habitat protection by a ratio of 8:1 (73). More than
half of the world’s species-rich wetlands have been
drained over the past century, largely for repurposing into agriculture (74, 75). Aquaculture operations
are driving mangrove declines (76). Freshwater biodiversity is endangered worldwide, with an estimated 10,000 to 20,000 freshwater species at risk of
extinction; river biodiversity is most threatened in
regions of intensive agriculture and dense settlement (77). Most tropical deforestation since the
1980s is due to the expansion of plantations and
ranches (50, 78). Coastal seas are critically endangered and continental shelves are endangered primarily as a result of overfishing (79), while trawlers
have additionally turned to seamount habitats (80).
Many commercial fisheries are depleted, most big
fish are gone, and large-scale aquaculture and livestock operations contribute to the depletion of the
ocean’s small fish for feed (80–86). Scientists recently warned of a high risk of extinction of large
ocean animals, with the chief culprit being industrial fishing (87 ). On land, steep population declines
of big herbivores and carnivores are also linked to
crop and animal agriculture (88–91). Indeed, the
two least disturbed biomes on Earth—boreal forests

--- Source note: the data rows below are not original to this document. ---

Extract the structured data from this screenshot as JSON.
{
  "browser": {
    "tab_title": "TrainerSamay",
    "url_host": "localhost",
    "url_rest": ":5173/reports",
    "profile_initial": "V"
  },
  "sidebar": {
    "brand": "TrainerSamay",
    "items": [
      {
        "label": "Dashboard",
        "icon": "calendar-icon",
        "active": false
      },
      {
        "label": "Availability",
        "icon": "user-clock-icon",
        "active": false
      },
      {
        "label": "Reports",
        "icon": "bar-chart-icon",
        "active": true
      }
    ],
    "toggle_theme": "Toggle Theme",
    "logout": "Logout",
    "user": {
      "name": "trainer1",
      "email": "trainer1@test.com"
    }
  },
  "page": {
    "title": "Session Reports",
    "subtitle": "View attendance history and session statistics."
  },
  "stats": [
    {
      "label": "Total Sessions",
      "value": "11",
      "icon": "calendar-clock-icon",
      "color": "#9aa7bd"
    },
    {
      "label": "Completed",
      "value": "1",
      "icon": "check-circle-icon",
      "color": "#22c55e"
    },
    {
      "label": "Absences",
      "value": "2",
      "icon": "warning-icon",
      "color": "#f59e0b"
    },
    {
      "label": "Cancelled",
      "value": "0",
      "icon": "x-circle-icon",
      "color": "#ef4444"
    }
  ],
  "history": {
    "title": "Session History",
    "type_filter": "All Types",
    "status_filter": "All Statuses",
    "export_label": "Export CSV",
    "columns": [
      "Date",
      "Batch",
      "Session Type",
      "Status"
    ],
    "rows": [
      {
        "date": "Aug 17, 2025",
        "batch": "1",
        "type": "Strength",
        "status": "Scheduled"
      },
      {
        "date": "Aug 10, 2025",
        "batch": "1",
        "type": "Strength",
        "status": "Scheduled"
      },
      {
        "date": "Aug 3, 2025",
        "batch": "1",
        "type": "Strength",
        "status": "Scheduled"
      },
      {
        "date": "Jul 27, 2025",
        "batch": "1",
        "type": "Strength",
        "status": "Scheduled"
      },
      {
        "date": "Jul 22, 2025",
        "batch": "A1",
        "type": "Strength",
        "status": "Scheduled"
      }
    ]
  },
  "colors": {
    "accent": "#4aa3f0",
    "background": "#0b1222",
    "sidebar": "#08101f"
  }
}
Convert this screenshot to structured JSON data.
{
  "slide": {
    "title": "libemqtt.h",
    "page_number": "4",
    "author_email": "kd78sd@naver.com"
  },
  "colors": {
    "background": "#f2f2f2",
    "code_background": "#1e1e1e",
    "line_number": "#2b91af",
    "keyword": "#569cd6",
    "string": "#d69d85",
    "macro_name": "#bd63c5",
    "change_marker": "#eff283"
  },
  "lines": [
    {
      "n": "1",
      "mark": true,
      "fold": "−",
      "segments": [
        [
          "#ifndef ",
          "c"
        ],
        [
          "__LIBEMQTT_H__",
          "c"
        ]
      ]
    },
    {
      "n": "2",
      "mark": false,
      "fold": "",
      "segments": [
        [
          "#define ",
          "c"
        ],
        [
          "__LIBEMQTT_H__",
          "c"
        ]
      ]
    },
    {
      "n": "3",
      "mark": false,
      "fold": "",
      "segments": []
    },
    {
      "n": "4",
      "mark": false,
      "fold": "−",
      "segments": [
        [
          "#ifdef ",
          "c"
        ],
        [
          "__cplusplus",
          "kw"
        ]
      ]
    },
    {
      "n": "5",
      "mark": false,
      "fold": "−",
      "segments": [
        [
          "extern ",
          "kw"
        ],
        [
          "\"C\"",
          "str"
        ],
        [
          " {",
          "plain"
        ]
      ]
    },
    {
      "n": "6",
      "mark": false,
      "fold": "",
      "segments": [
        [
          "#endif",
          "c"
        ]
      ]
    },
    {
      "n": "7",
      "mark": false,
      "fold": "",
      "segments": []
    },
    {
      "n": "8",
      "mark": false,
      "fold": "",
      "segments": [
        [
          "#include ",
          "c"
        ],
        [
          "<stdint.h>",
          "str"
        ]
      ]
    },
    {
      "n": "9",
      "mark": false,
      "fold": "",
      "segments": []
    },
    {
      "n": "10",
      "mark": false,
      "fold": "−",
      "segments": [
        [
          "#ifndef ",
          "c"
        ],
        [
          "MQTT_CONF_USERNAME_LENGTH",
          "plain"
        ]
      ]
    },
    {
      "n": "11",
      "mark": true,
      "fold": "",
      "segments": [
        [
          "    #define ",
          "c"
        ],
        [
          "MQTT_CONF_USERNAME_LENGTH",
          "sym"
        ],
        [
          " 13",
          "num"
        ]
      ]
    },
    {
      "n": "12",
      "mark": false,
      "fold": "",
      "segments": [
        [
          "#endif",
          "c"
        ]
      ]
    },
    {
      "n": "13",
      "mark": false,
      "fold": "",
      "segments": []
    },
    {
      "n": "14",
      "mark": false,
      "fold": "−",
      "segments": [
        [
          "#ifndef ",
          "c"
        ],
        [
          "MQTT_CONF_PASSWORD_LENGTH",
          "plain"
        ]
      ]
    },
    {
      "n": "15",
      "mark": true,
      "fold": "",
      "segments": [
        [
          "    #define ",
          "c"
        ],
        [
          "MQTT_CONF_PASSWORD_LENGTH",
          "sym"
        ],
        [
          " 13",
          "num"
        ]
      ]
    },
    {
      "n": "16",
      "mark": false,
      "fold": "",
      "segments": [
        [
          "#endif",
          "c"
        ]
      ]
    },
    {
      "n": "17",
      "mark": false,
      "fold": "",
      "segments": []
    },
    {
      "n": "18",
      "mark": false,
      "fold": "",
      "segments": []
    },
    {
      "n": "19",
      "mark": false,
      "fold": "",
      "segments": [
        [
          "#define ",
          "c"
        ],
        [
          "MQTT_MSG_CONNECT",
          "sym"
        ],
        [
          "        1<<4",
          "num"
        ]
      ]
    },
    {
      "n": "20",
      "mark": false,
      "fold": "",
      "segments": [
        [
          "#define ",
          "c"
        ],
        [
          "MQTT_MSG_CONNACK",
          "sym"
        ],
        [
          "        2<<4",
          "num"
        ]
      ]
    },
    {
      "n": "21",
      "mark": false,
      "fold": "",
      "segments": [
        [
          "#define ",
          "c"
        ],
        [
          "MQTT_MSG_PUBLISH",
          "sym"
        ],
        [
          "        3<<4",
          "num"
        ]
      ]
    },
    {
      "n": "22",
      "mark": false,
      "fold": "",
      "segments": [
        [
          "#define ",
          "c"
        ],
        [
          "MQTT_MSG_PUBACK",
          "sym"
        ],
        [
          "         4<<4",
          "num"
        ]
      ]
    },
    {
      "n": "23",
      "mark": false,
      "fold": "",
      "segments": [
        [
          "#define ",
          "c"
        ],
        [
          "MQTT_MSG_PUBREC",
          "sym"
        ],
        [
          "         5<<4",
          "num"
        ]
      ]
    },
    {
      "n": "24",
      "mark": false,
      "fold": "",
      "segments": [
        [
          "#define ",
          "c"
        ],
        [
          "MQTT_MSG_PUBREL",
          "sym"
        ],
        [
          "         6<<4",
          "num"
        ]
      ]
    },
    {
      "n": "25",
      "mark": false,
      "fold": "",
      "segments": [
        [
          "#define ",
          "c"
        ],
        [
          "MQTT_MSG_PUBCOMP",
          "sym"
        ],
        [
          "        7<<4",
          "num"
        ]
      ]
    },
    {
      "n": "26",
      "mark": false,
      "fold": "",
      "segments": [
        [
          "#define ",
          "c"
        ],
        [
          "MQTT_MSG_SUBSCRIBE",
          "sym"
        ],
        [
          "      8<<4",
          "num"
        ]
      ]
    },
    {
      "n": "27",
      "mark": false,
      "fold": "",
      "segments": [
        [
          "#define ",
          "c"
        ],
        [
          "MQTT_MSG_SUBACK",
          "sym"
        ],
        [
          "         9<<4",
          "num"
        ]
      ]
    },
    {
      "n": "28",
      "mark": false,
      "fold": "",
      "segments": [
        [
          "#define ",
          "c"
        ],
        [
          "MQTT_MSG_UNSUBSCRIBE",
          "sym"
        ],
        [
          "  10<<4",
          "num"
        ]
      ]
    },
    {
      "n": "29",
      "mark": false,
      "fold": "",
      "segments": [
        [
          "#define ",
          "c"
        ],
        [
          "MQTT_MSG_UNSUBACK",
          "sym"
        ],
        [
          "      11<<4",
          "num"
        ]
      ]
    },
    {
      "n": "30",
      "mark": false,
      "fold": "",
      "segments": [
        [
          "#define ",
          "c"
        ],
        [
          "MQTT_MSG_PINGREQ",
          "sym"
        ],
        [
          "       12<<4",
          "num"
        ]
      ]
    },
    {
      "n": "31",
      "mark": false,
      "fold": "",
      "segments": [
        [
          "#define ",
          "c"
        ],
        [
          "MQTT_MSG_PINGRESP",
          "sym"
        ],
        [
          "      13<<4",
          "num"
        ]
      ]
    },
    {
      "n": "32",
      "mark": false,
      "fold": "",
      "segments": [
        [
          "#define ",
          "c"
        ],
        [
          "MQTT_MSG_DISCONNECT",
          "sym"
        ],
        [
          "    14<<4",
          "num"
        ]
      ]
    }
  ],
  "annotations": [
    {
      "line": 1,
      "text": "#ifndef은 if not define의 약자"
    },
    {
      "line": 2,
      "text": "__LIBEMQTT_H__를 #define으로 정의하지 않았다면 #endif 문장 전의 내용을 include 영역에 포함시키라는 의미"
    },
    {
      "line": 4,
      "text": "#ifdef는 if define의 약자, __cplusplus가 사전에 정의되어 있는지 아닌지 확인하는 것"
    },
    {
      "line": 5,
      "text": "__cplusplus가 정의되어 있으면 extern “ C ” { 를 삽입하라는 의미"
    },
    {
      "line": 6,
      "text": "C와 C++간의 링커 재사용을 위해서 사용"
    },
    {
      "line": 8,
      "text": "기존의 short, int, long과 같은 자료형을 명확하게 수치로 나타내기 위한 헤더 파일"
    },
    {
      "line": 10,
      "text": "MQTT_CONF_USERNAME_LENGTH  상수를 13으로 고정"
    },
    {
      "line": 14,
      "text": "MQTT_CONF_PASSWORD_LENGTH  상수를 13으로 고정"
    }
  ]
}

and tundra (73)—are, tellingly, two biomes where
large-scale food production does not occur.
The adverse impact of livestock on the biosphere
has been extensively documented (70, 92–95).
Many people in the developed world could eat
fewer animal products, and advocacy on that front
is valuable, but for the foreseeable future the trends
point toward increasing consumption of meat, fish,
dairy, and eggs, especially in the developing world.
At the same time, so-called “landless” livestock operations (concentrated animal feeding operations)
are not a solution. Most cereal croplands in the
developed world are devoted to feed production,
whereas the livestock facilities themselves are
resource-intensive (especially in water use); polluting of air, groundwater, and waterways; vulnerable to diseases and epidemics; and ethically unjust
in the treatment of farm animals (95–97).
The intent of sustainable intensification is laudable, but we argue that its reasoning is flawed in
two ways: (i) in its apparent acceptance of the
Fig. 2. World population growth in the 21st century: Four projections indicating range of
possibilities and what is “80 percent probable.” Source: (34).